Definition of Margin account:
A type of brokerage account which allows investors to purchase securities with borrowed funds, requiring a deposit of cash or assets as collateral to cover the risk on such transactions.
Cash or securities deposited by a speculator with a stockbroker as the margin requirement for the securities purchased with a loan advanced by the stockbroker. The value of a margin account is usually one-half of the loan.
A margin account is a brokerage account in which the broker lends the customer cash to purchase stocks or other financial products. The loan in the account is collateralized by the securities purchased and cash, and comes with a periodic interest rate. Because the customer is investing with borrowed money, the customer is using leverage which will magnify profits and losses for the customer.
If an investor purchases securities with margin funds, and those securities appreciate in value beyond the interest rate charged on the funds, the investor will earn a better total return than if they had only purchased securities with their own cash. This is the advantage of using margin funds.
How to use Margin account in a sentence?
- Margin increases the profit and loss potential of the trader's capital.
- A margin account typically allows a trader to trade other financial products, such as futures and options (if approved and available with that broker), as well as stocks.
- When trading stocks, a margin fee or interest is charged on borrowed funds.
- He had a margin account which let him borrow up to half the cost of the stock he wanted.

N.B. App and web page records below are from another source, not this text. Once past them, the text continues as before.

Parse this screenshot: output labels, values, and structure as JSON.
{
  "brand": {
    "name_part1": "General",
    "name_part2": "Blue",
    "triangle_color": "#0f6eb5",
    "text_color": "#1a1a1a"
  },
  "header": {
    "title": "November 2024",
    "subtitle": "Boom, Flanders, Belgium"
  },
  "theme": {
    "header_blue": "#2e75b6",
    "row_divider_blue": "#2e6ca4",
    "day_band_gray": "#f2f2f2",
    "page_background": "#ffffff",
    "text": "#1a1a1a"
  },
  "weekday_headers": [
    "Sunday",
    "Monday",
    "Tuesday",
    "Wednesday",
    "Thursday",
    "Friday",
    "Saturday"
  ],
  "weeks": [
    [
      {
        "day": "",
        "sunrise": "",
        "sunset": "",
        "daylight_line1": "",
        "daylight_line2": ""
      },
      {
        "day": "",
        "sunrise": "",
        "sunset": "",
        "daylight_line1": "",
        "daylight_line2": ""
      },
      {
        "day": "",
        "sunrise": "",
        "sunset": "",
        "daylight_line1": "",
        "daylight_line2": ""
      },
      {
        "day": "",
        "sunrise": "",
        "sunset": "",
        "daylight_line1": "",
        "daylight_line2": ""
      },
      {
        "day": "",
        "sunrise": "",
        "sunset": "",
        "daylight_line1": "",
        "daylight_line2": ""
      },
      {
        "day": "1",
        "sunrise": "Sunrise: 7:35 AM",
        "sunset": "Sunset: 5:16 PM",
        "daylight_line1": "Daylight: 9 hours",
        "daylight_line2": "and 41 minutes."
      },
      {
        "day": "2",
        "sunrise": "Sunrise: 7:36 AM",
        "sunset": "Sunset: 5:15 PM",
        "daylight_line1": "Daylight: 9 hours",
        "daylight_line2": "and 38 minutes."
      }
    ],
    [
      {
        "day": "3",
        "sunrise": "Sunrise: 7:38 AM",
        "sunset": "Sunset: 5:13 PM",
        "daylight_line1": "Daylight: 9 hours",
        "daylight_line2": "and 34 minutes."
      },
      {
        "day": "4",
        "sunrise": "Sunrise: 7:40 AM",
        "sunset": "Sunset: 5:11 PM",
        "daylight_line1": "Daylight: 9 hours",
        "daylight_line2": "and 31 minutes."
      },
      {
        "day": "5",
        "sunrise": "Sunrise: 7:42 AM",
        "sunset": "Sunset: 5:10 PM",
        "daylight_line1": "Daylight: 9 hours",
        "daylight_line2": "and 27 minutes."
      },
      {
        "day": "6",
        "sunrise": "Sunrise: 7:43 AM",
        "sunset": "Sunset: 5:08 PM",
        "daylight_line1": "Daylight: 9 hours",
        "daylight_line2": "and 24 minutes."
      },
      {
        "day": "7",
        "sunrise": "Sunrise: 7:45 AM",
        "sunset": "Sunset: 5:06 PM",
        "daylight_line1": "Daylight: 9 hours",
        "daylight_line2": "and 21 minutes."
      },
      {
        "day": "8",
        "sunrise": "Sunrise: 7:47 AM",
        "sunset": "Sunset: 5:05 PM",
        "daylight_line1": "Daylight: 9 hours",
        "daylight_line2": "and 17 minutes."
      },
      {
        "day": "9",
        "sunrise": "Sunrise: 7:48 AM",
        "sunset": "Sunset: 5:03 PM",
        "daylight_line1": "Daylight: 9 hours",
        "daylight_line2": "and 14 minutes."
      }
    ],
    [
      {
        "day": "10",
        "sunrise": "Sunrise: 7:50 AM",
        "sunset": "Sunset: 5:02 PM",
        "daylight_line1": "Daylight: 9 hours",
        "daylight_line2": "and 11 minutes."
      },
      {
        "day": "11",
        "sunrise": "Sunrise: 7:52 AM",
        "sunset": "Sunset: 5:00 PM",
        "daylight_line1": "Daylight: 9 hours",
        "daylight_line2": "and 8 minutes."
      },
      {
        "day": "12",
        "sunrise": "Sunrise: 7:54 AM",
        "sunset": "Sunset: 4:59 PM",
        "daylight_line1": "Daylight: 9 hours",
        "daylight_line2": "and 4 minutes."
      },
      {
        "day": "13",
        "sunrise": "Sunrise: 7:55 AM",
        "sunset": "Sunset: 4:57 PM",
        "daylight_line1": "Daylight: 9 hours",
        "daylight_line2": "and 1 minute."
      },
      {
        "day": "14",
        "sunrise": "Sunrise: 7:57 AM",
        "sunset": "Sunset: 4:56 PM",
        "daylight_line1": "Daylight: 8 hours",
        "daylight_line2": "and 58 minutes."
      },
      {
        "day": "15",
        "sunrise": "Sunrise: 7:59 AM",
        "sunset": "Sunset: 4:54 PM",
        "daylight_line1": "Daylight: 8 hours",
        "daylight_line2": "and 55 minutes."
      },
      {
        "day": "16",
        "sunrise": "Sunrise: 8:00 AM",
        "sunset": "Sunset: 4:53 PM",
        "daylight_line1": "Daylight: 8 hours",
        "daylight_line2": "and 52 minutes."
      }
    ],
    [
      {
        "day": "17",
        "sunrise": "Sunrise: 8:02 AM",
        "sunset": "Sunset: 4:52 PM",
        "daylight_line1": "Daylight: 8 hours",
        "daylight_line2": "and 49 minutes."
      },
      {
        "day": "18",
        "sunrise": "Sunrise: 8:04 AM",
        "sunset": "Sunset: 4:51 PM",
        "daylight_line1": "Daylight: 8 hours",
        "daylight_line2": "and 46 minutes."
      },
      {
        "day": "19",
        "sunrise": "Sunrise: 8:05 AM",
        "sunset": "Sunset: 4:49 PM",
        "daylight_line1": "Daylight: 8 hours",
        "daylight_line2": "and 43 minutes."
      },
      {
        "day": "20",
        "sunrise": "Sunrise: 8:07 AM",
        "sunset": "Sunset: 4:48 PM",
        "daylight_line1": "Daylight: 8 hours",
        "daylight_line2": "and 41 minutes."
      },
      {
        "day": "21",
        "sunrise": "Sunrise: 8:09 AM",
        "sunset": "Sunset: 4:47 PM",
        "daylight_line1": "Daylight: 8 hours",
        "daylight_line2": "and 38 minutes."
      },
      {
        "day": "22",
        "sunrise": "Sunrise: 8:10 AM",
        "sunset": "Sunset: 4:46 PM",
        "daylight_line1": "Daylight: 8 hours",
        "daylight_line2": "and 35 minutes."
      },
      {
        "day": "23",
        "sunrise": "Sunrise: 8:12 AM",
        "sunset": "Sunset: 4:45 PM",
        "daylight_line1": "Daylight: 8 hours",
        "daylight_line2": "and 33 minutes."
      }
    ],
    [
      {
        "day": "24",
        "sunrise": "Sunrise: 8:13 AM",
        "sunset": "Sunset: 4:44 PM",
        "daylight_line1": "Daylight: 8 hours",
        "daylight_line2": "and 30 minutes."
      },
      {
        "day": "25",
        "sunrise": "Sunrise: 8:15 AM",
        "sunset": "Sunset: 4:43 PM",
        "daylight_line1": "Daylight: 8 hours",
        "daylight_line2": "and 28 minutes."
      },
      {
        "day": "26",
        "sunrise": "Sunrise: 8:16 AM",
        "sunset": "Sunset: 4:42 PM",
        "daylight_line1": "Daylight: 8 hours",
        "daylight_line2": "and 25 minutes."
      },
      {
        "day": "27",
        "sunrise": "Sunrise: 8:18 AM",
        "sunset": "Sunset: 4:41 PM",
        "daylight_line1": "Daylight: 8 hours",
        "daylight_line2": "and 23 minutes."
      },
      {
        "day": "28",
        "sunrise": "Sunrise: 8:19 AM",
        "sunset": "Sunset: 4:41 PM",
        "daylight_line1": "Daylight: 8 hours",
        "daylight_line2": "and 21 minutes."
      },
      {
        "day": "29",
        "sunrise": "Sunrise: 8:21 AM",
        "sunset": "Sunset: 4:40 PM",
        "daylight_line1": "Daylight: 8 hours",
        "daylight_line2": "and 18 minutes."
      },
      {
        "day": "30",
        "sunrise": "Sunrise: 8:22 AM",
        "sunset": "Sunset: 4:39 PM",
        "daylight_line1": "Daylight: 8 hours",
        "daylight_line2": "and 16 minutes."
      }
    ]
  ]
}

- A margin account allows a trader to borrow funds from a broker, and not need to put up the entire value of a trade.
Meaning of Margin account & Margin account Definition